How many lines of these entries include the string "icon"? State the number alone.

(The data)
★ ★ ★ ★
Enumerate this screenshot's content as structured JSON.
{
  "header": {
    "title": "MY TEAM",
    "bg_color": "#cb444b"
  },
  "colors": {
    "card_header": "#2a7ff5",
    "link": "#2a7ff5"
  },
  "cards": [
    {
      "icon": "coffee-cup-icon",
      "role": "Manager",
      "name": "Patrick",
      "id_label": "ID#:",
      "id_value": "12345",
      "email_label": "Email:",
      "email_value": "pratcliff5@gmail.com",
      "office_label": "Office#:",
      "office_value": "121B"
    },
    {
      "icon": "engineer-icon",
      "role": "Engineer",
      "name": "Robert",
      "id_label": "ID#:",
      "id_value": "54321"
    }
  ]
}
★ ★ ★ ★
(Answer to this exercise) 2